Medicaid is the backbone of a functioning community-based mental health system. It is the largest payer of behavioral health services, and in many communities, the only payer of intensive community-based services like Assertive Community Treatment (ACT), mobile crisis services, supported housing, and peer support. Yet time and again, the Trump administration has tried to slash Medicaid, threatening enrollees’ coverage and access to the services and supports. The President’s 2021 budget is no different—it calls for over $1 trillion in cuts of Medicaid and the ACA. Most of this would come from cuts in funding to Medicaid, including Medicaid expansion, which has been associated with reducing significant unmet mental health care needs. Such deep cuts would lead states to slash coverage and restrict services.
Adding insult to injury, Trump has kept up a steady drumbeat for “more institutions.” This year’s budget includes an additional $5.9 billion over ten years for institutional services, primarily in the form of illegal waivers of a provision of the Medicaid Act that excludes federal financial reimbursement (FFP) for services provided in mental health and substance use disorder inpatient facilities with more than sixteen beds. These facilities are commonly referred to as IMDs, and the payment prohibition as the “IMD exclusion.” The IMD exclusion was enacted as part of Medicaid in 1965 against the backdrop of an unprecedented rise in the rate of individuals confined to institutions with horrendous conditions. Weakening the “IMD exclusion” while cutting funding for community-based mental health services would be a stark reversal of decades of progress, undermining the Americans with Disabilities Act and the Integration Mandate articulated by the Supreme Court’s decision in Olmstead v. L.C.
Because states shoulder most of the costs of IMDs, they have a powerful incentive to minimize their use. In contrast, states split the costs of community-based mental health interventions with the federal government, and therefore have an incentive to use those interventions whenever possible.
If the federal government alters the funding scheme, this alters the incentives. The problem with increasing incentives for inpatient services is that psychiatric beds tend to be “elastic.” That is, if the beds exist, they are filled, drawing resources away from community-based services and creating a cycle where the lack of a functioning community-based system drives the need for more inpatient beds.

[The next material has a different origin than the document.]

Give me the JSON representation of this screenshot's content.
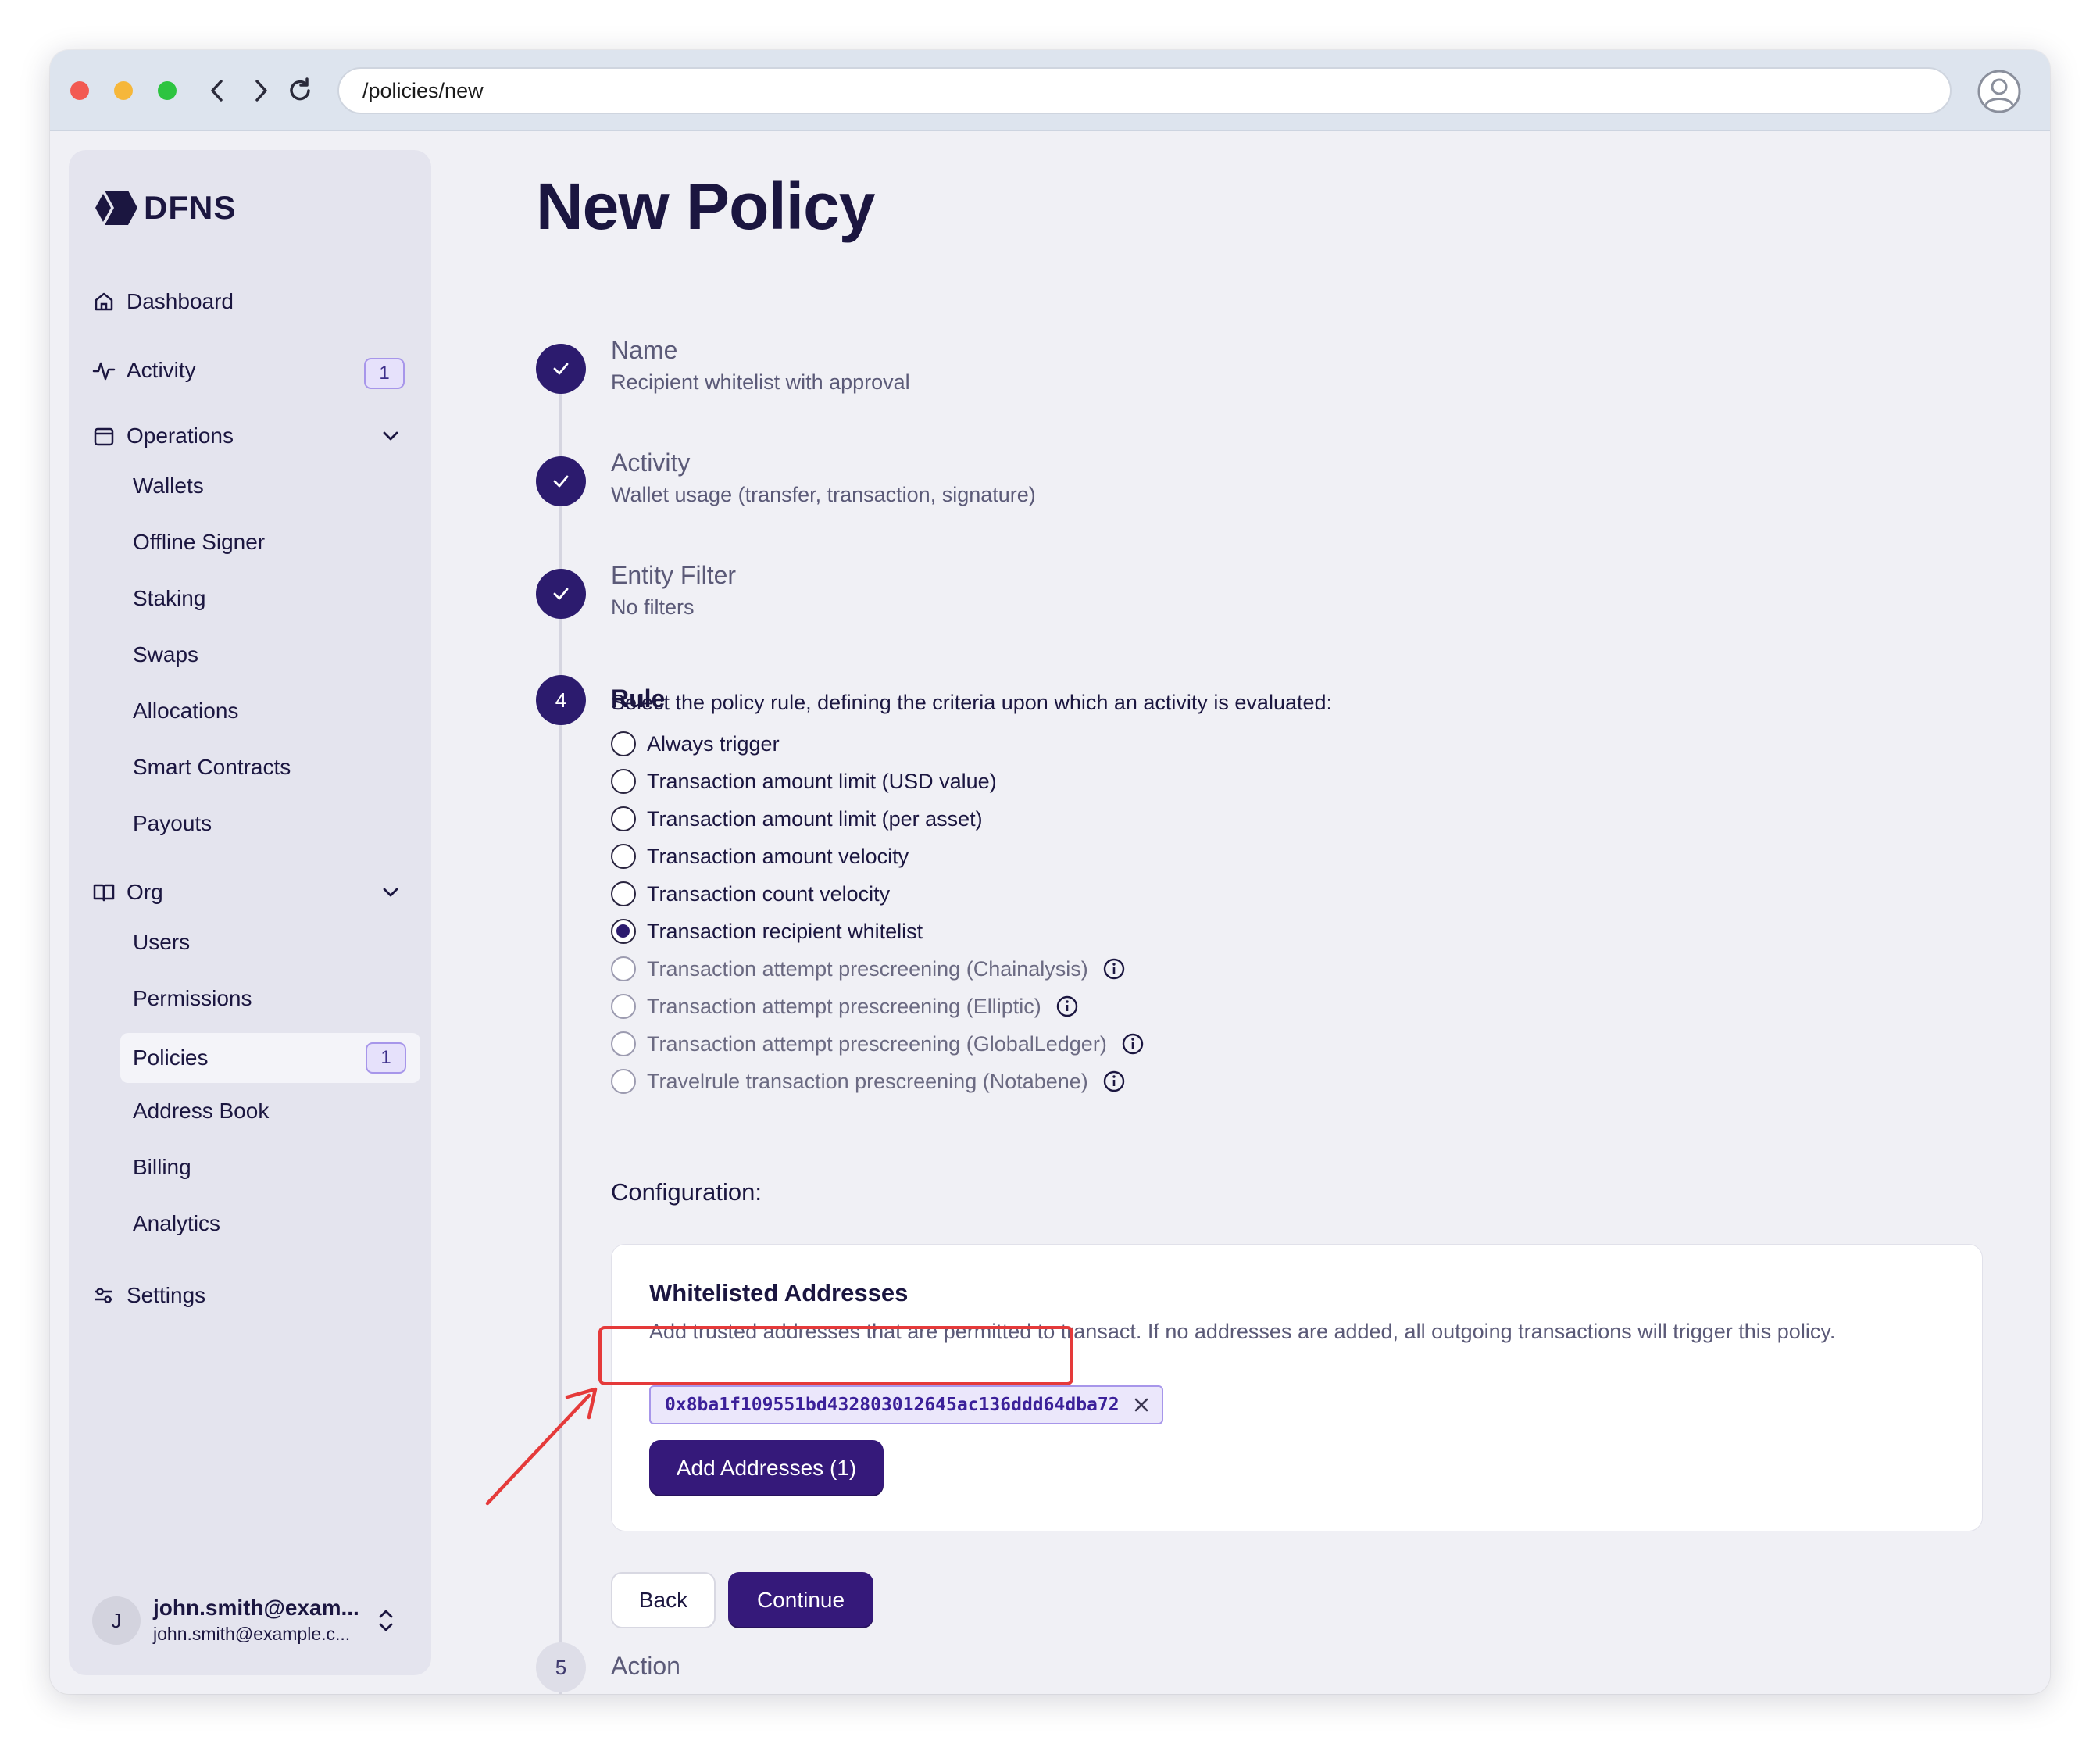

The president’s budget proposal is not a binding document, but it a statement of his priorities and values. Loud protestations to the contrary, Trump’s administration is clearly stating it is no friend to people with psychiatric disabilities. Its proposal would leave states without adequate funding for community-based service, while promoting retrograde institutional-based interventions. We must be highly suspicious of any proposal that claims to “help” with one hand, while taking away basic services with the other.
For more information on the implications of repealing the IMD exclusion see Jennifer Lav, Policy Implications of Repealing the IMD Exclusion.